(What you will do)
The whole of the data, every line, should come back exactly the same.
─── Records for the task
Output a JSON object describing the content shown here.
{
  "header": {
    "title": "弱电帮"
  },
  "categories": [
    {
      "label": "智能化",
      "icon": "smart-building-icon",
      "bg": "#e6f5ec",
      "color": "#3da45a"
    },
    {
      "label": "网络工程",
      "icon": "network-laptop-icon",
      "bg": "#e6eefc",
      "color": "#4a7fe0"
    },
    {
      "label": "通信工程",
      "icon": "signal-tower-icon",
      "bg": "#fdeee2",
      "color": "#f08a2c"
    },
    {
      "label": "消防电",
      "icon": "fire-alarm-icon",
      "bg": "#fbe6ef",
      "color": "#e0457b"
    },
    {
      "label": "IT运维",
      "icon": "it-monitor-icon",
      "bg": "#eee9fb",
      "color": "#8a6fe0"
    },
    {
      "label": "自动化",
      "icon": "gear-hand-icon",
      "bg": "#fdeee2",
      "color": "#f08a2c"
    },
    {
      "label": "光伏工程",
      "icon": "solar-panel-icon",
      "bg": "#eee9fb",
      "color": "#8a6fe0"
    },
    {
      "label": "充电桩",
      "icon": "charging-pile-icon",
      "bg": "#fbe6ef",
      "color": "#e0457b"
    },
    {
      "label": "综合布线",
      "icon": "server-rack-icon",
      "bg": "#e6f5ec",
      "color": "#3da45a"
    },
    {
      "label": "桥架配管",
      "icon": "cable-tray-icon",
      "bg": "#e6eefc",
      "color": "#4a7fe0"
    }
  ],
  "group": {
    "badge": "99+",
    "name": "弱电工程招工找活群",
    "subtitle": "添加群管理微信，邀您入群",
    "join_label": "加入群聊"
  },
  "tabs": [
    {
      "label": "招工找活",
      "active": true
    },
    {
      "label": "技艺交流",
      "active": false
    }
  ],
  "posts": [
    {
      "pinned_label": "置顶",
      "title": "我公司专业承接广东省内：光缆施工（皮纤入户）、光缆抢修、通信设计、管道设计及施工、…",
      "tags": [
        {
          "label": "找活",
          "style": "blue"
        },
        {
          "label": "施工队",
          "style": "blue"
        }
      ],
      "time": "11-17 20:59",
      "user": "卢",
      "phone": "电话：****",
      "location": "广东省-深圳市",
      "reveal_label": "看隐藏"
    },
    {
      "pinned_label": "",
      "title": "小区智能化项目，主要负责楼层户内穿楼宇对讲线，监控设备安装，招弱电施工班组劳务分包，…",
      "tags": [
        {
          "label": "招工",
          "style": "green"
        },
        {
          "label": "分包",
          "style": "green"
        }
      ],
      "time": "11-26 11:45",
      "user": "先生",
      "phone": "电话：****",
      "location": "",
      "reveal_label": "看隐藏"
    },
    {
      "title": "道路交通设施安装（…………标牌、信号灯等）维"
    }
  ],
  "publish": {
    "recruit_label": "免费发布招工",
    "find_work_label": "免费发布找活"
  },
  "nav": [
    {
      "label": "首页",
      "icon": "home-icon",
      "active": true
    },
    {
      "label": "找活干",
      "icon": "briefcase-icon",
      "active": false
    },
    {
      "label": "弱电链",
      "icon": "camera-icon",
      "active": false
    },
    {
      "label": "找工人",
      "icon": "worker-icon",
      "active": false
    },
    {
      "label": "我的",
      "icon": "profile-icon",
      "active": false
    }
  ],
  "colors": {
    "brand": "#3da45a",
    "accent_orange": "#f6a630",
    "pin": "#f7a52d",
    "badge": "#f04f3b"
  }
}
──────
(Response)
Output a JSON object describing the content shown here.
{
  "header": {
    "title": "弱电帮"
  },
  "categories": [
    {
      "label": "智能化",
      "icon": "smart-building-icon",
      "bg": "#e6f5ec",
      "color": "#3da45a"
    },
    {
      "label": "网络工程",
      "icon": "network-laptop-icon",
      "bg": "#e6eefc",
      "color": "#4a7fe0"
    },
    {
      "label": "通信工程",
      "icon": "signal-tower-icon",
      "bg": "#fdeee2",
      "color": "#f08a2c"
    },
    {
      "label": "消防电",
      "icon": "fire-alarm-icon",
      "bg": "#fbe6ef",
      "color": "#e0457b"
    },
    {
      "label": "IT运维",
      "icon": "it-monitor-icon",
      "bg": "#eee9fb",
      "color": "#8a6fe0"
    },
    {
      "label": "自动化",
      "icon": "gear-hand-icon",
      "bg": "#fdeee2",
      "color": "#f08a2c"
    },
    {
      "label": "光伏工程",
      "icon": "solar-panel-icon",
      "bg": "#eee9fb",
      "color": "#8a6fe0"
    },
    {
      "label": "充电桩",
      "icon": "charging-pile-icon",
      "bg": "#fbe6ef",
      "color": "#e0457b"
    },
    {
      "label": "综合布线",
      "icon": "server-rack-icon",
      "bg": "#e6f5ec",
      "color": "#3da45a"
    },
    {
      "label": "桥架配管",
      "icon": "cable-tray-icon",
      "bg": "#e6eefc",
      "color": "#4a7fe0"
    }
  ],
  "group": {
    "badge": "99+",
    "name": "弱电工程招工找活群",
    "subtitle": "添加群管理微信，邀您入群",
    "join_label": "加入群聊"
  },
  "tabs": [
    {
      "label": "招工找活",
      "active": true
    },
    {
      "label": "技艺交流",
      "active": false
    }
  ],
  "posts": [
    {
      "pinned_label": "置顶",
      "title": "我公司专业承接广东省内：光缆施工（皮纤入户）、光缆抢修、通信设计、管道设计及施工、…",
      "tags": [
        {
          "label": "找活",
          "style": "blue"
        },
        {
          "label": "施工队",
          "style": "blue"
        }
      ],
      "time": "11-17 20:59",
      "user": "卢",
      "phone": "电话：****",
      "location": "广东省-深圳市",
      "reveal_label": "看隐藏"
    },
    {
      "pinned_label": "",
      "title": "小区智能化项目，主要负责楼层户内穿楼宇对讲线，监控设备安装，招弱电施工班组劳务分包，…",
      "tags": [
        {
          "label": "招工",
          "style": "green"
        },
        {
          "label": "分包",
          "style": "green"
        }
      ],
      "time": "11-26 11:45",
      "user": "先生",
      "phone": "电话：****",
      "location": "",
      "reveal_label": "看隐藏"
    },
    {
      "title": "道路交通设施安装（…………标牌、信号灯等）维"
    }
  ],
  "publish": {
    "recruit_label": "免费发布招工",
    "find_work_label": "免费发布找活"
  },
  "nav": [
    {
      "label": "首页",
      "icon": "home-icon",
      "active": true
    },
    {
      "label": "找活干",
      "icon": "briefcase-icon",
      "active": false
    },
    {
      "label": "弱电链",
      "icon": "camera-icon",
      "active": false
    },
    {
      "label": "找工人",
      "icon": "worker-icon",
      "active": false
    },
    {
      "label": "我的",
      "icon": "profile-icon",
      "active": false
    }
  ],
  "colors": {
    "brand": "#3da45a",
    "accent_orange": "#f6a630",
    "pin": "#f7a52d",
    "badge": "#f04f3b"
  }
}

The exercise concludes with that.